:: WHAT THIS TASK INVOLVES ::
The answer must be every line below that holds the word "icon".

:: SUPPLIED DATA ::

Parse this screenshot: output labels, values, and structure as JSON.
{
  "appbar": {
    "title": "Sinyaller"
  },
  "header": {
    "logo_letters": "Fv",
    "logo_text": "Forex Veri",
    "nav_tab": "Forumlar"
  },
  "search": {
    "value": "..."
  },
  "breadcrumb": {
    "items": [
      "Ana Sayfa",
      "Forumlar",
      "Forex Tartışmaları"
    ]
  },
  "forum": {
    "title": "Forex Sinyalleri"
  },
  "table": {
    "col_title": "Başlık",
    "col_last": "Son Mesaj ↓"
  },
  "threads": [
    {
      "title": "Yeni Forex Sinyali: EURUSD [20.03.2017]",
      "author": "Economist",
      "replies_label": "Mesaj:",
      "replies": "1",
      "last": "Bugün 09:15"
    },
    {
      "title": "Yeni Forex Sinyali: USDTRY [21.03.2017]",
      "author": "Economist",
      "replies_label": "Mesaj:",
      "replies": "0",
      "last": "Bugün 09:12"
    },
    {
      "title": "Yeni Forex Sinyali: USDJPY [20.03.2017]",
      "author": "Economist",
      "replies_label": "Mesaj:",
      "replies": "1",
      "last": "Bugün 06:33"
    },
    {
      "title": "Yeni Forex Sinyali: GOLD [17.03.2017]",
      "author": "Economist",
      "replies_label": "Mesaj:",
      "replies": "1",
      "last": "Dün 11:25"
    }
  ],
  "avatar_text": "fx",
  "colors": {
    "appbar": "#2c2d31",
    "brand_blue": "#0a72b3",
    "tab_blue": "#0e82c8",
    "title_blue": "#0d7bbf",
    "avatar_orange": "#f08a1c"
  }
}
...
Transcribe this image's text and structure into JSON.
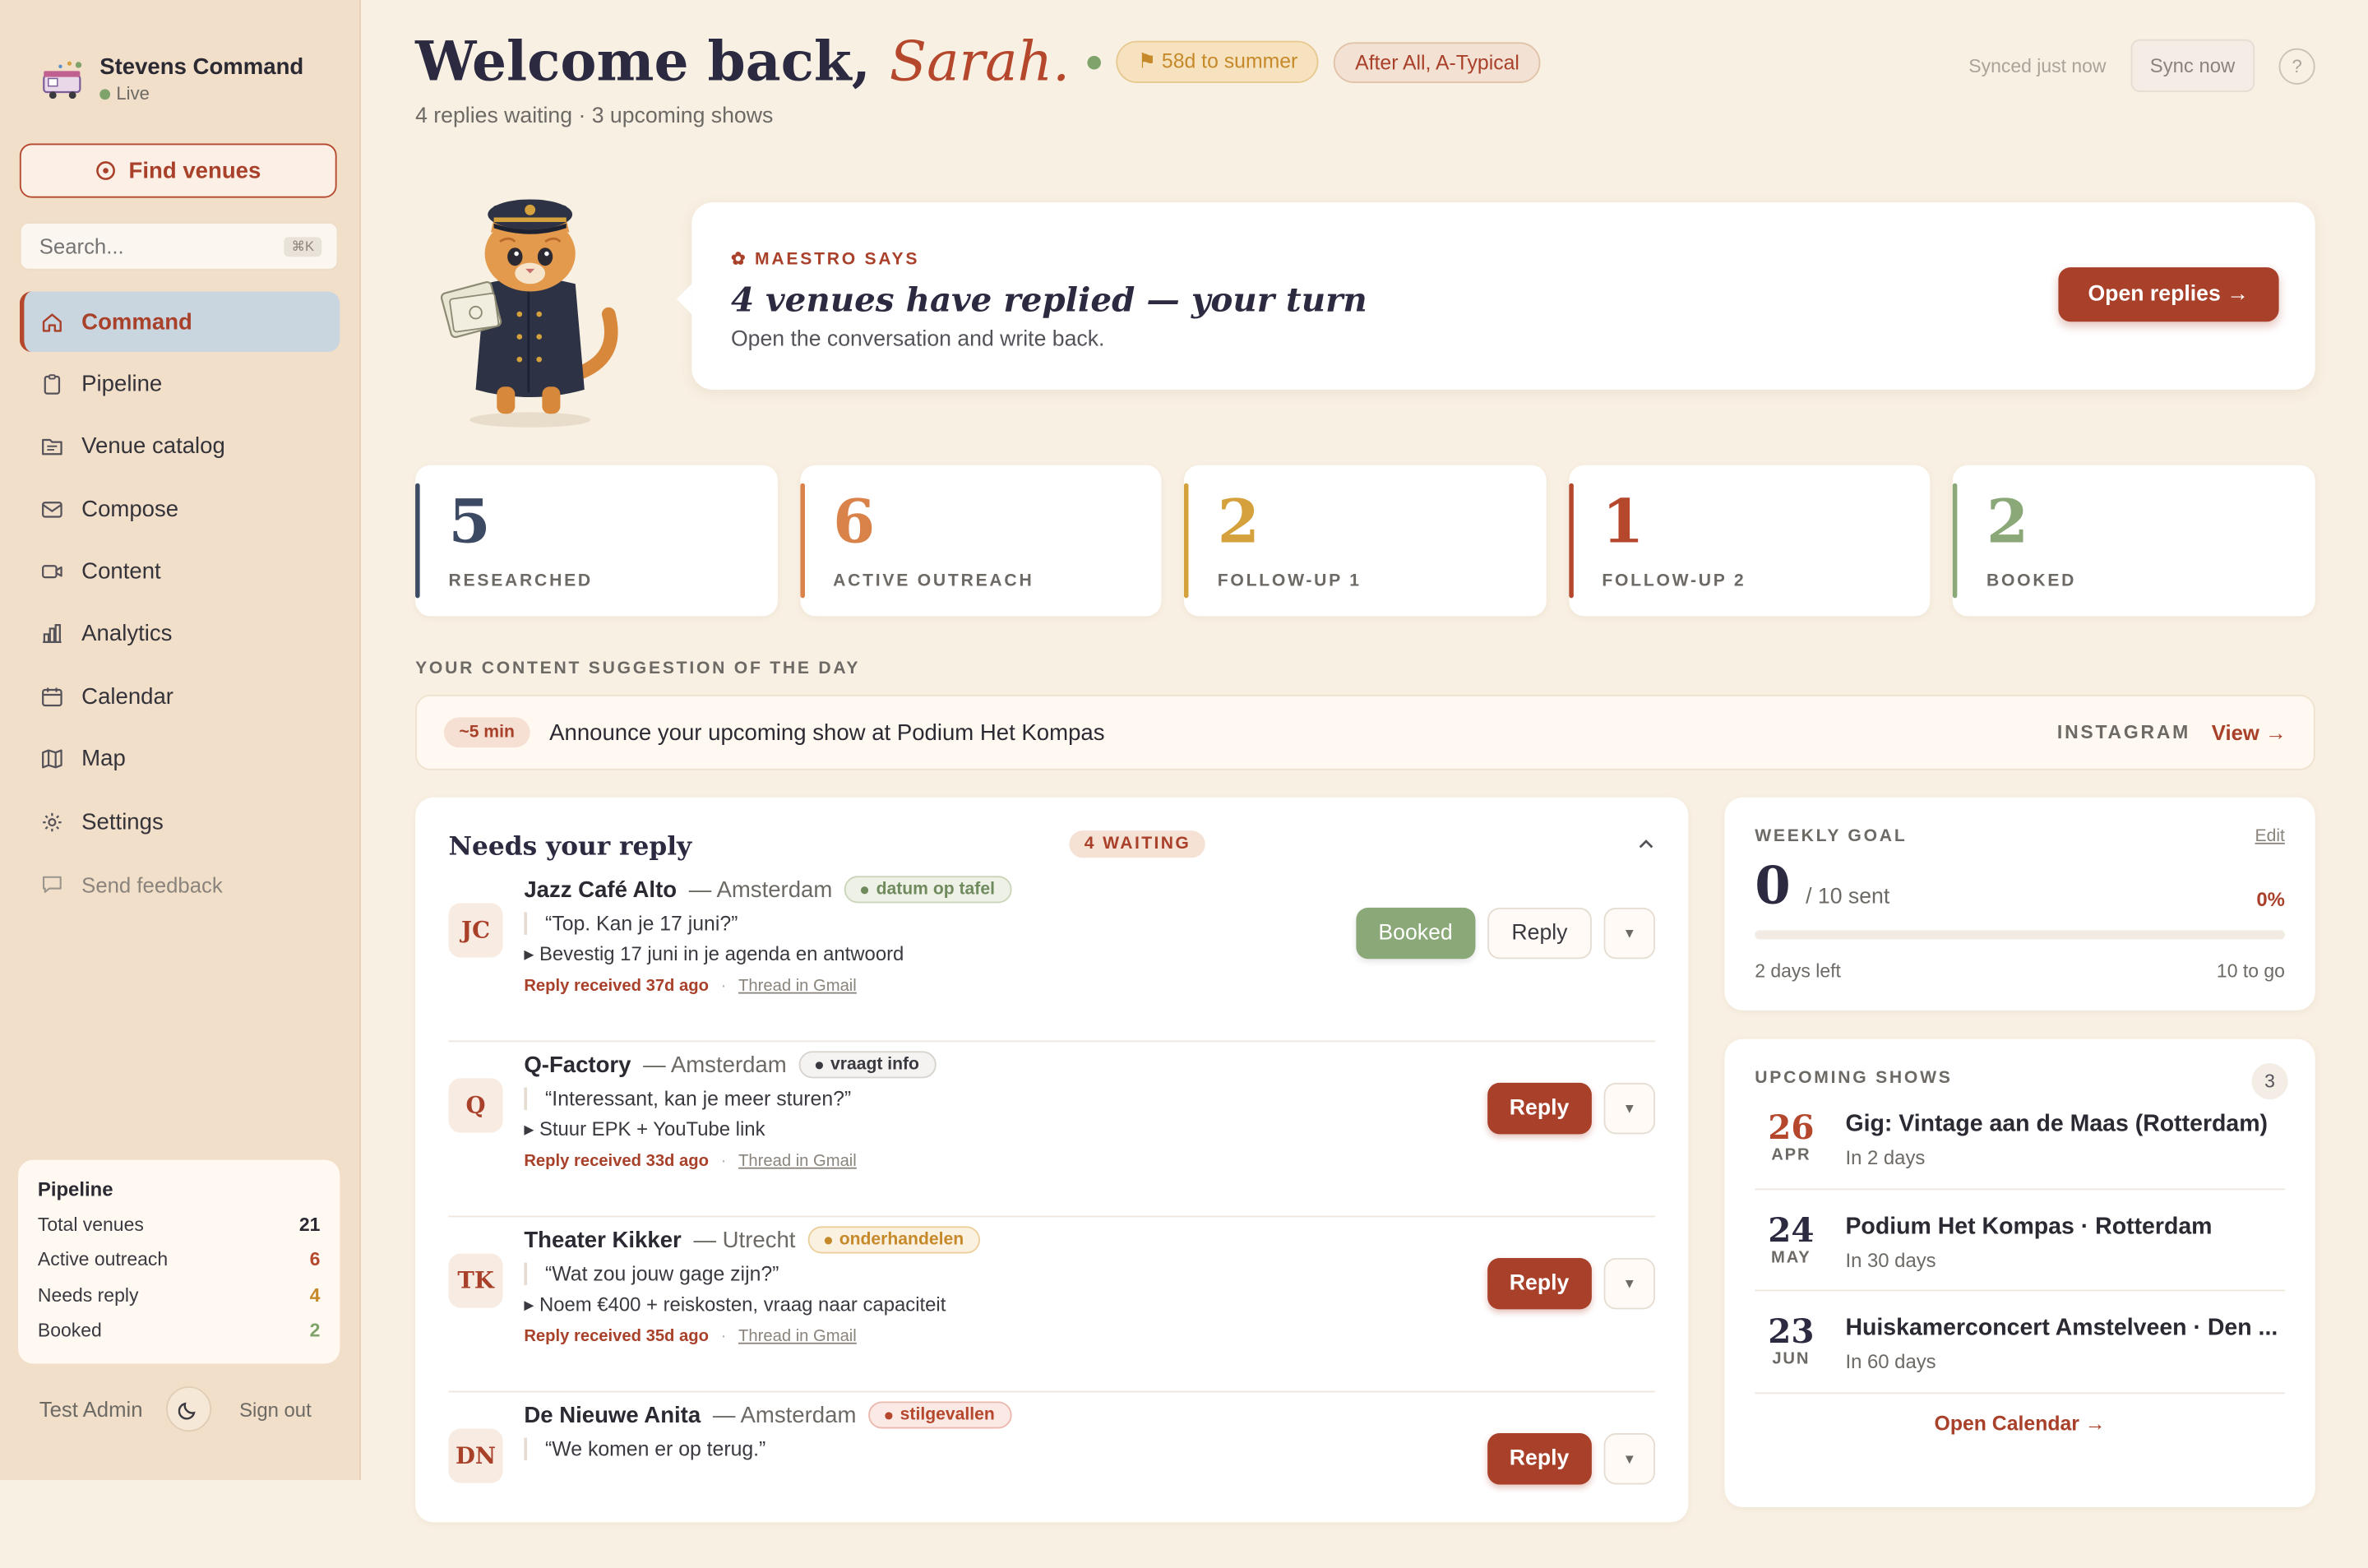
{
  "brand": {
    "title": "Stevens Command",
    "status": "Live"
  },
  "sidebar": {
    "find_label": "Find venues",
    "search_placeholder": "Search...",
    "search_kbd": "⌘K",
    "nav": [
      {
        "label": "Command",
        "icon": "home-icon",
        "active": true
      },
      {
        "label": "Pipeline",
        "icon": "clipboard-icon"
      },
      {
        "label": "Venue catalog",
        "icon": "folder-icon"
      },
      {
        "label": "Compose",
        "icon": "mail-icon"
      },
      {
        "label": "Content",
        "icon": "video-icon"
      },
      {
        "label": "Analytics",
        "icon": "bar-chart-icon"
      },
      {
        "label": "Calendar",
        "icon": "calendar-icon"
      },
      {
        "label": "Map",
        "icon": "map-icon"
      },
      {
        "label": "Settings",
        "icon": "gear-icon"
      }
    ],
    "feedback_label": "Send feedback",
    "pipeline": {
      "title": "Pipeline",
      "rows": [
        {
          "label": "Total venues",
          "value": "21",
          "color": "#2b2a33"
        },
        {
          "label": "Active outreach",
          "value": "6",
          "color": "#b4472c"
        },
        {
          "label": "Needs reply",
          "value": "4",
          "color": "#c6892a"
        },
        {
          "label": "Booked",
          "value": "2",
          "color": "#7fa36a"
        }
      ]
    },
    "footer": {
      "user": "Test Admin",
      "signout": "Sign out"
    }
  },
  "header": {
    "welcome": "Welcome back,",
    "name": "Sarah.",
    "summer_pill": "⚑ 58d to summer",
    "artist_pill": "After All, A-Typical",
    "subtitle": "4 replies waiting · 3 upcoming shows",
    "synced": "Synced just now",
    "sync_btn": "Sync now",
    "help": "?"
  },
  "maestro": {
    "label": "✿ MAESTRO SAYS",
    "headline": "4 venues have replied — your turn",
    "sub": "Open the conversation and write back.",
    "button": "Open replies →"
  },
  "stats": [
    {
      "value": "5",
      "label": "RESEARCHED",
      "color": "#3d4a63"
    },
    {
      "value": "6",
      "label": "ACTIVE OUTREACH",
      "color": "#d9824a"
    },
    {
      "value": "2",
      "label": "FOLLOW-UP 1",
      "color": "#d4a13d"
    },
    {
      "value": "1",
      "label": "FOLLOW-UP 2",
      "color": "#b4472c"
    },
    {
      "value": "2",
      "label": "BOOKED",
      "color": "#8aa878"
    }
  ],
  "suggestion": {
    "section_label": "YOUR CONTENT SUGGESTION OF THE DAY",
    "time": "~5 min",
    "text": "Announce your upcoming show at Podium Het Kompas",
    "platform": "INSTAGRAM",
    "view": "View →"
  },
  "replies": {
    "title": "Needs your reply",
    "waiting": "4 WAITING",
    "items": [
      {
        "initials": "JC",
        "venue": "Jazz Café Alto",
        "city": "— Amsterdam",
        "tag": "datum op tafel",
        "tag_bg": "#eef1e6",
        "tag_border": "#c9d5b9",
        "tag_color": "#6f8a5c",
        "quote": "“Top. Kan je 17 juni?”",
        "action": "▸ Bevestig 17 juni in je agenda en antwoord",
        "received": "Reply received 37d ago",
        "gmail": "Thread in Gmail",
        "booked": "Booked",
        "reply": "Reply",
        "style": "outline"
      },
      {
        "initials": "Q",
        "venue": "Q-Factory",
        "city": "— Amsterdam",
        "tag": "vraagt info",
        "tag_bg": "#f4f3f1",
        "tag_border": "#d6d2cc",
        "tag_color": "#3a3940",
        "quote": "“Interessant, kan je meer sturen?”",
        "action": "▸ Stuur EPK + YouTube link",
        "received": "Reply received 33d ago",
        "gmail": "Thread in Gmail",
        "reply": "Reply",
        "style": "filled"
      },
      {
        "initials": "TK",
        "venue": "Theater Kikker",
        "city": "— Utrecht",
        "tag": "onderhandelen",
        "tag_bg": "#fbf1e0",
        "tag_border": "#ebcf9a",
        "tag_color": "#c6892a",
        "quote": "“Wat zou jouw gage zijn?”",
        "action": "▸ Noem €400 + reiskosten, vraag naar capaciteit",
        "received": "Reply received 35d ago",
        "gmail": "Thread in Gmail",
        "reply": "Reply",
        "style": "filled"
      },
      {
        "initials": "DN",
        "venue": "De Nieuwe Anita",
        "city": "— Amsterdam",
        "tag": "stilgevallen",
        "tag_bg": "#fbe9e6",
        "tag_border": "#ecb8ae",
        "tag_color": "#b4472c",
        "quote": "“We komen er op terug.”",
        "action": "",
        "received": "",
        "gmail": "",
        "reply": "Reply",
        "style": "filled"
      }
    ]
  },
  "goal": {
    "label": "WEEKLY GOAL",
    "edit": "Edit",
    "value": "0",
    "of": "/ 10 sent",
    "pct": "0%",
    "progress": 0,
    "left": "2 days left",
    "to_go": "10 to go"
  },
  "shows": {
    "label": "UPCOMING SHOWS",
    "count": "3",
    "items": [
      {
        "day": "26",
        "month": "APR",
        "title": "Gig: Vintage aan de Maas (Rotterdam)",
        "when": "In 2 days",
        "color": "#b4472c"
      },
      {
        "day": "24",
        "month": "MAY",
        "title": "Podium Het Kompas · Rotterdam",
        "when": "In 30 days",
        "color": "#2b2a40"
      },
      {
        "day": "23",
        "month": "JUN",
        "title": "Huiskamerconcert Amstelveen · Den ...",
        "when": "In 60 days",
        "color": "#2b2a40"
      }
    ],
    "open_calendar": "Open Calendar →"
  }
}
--
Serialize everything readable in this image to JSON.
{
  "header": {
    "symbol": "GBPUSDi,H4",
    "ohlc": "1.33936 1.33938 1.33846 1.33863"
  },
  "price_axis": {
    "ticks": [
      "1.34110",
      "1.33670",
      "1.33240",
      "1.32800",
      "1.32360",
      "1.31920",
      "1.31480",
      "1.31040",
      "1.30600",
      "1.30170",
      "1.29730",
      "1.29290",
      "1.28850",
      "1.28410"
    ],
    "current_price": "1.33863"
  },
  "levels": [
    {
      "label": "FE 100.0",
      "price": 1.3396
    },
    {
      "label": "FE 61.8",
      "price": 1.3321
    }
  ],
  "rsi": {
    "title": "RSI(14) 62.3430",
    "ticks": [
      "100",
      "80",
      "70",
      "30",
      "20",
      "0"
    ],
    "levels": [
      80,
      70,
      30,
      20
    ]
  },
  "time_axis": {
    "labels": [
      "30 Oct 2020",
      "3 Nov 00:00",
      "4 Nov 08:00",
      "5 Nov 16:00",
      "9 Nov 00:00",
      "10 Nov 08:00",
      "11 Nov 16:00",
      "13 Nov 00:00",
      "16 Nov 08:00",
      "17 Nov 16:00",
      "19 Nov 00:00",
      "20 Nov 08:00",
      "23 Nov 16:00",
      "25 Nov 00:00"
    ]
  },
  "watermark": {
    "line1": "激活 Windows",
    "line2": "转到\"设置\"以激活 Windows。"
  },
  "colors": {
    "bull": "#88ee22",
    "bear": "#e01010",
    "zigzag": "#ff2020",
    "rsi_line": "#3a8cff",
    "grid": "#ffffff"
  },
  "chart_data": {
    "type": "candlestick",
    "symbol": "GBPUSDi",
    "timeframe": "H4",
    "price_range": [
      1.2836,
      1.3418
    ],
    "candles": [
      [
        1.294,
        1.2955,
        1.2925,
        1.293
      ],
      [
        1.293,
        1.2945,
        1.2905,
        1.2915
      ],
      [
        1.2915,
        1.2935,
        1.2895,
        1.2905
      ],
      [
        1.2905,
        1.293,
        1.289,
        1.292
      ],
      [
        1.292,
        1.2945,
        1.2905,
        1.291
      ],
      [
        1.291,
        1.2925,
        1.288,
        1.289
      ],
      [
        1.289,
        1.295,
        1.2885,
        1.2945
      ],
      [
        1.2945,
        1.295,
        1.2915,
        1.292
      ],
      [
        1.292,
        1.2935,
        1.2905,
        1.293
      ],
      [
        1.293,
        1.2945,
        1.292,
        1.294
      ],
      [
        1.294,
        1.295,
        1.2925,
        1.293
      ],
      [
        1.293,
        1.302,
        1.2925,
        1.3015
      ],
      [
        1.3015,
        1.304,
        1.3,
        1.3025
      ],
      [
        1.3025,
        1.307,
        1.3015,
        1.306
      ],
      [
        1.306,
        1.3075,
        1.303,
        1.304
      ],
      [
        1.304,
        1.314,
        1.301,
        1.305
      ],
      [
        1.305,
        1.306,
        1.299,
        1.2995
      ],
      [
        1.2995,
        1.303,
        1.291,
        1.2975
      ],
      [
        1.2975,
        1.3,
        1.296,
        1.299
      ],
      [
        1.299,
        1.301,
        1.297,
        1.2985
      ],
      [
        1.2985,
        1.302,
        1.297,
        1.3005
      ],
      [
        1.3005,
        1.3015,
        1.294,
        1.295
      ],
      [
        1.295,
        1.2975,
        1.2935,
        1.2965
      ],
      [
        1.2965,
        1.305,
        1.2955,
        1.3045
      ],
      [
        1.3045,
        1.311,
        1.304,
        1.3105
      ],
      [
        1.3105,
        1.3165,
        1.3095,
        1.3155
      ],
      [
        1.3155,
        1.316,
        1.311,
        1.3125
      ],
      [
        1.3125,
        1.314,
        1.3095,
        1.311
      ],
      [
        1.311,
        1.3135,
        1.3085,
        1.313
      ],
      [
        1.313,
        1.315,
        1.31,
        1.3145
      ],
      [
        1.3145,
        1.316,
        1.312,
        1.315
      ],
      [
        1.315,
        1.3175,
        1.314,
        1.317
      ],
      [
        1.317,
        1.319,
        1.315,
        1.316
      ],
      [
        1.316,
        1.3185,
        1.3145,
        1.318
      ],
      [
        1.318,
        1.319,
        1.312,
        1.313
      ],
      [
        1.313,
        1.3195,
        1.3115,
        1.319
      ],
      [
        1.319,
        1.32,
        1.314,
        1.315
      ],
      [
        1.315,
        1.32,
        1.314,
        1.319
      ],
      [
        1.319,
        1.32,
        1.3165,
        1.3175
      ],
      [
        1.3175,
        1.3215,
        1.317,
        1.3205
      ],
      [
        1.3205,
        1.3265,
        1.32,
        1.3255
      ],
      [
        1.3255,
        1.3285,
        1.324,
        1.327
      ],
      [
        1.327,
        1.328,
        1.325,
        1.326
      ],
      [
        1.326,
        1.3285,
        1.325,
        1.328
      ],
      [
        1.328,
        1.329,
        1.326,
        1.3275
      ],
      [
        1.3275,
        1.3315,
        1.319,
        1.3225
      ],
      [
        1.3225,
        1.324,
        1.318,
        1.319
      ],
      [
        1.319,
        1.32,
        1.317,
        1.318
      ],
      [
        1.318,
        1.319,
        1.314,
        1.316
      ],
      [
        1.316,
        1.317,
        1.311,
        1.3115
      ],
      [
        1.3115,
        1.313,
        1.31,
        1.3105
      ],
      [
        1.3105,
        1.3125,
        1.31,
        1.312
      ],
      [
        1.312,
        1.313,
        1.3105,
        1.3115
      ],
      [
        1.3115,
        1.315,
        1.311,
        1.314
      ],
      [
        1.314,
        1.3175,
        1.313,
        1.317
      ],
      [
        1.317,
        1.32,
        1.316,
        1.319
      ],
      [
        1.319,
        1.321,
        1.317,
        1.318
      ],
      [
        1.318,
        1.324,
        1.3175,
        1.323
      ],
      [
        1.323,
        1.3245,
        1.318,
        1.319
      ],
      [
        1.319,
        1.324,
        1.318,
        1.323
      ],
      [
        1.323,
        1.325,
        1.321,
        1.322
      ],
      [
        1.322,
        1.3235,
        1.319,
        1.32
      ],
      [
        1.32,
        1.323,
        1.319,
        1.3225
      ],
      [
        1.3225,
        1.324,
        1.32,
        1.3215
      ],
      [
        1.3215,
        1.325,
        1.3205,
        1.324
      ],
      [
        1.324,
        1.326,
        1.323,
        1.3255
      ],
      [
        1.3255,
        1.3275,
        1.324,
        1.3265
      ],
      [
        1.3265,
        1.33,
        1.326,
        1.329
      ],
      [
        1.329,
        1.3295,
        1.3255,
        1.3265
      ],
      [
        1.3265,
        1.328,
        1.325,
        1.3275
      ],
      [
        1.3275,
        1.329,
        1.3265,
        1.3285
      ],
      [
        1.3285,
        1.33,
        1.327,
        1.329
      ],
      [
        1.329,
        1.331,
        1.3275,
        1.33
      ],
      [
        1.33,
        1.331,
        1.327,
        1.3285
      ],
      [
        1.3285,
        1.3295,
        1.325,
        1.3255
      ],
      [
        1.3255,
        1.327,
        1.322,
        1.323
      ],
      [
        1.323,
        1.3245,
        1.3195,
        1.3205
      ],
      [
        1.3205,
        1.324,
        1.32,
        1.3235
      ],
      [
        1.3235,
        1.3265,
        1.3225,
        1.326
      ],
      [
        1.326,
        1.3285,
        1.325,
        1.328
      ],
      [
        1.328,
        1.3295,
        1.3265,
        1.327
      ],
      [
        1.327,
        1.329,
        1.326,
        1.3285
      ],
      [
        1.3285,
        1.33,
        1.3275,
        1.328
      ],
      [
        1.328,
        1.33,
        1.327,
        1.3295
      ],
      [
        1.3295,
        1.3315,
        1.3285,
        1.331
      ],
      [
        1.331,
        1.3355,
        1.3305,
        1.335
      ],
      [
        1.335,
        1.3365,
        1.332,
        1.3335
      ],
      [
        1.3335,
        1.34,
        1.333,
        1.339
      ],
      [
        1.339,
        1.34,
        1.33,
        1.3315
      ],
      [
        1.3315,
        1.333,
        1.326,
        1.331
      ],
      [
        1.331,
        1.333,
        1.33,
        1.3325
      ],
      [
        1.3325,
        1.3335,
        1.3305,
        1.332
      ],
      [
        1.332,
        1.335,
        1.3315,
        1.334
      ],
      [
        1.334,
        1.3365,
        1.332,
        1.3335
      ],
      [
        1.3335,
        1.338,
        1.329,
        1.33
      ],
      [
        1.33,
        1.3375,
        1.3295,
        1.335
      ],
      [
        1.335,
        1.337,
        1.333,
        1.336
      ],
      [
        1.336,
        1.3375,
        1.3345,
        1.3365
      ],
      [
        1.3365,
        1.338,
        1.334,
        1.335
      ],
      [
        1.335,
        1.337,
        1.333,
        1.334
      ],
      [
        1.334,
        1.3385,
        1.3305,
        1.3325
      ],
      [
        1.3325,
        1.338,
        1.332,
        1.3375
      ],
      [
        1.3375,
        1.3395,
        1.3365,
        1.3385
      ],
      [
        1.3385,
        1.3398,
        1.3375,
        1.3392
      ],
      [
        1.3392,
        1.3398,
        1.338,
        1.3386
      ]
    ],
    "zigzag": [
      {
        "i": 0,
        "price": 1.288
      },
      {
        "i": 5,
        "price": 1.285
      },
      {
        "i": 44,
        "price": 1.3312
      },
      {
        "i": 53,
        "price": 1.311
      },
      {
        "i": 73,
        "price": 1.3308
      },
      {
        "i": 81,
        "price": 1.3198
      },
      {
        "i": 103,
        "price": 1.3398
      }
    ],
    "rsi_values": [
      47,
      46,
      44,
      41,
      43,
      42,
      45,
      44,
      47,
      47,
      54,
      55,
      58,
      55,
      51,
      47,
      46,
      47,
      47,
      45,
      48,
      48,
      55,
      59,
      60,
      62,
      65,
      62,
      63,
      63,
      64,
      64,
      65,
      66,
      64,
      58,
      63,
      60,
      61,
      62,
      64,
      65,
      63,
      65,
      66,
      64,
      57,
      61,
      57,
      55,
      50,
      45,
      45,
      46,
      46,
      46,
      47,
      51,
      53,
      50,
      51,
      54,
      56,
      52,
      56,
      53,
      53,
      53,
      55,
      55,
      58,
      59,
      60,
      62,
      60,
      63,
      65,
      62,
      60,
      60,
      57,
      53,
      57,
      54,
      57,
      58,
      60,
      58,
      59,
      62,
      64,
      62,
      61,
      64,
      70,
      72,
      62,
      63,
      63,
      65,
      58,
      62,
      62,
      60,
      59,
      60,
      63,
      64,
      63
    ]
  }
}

:: RESULT OF THIS TASK ::
        "icon": "home-icon",
        "icon": "clipboard-icon"
        "icon": "folder-icon"
        "icon": "mail-icon"
        "icon": "video-icon"
        "icon": "bar-chart-icon"
        "icon": "calendar-icon"
        "icon": "map-icon"
        "icon": "gear-icon"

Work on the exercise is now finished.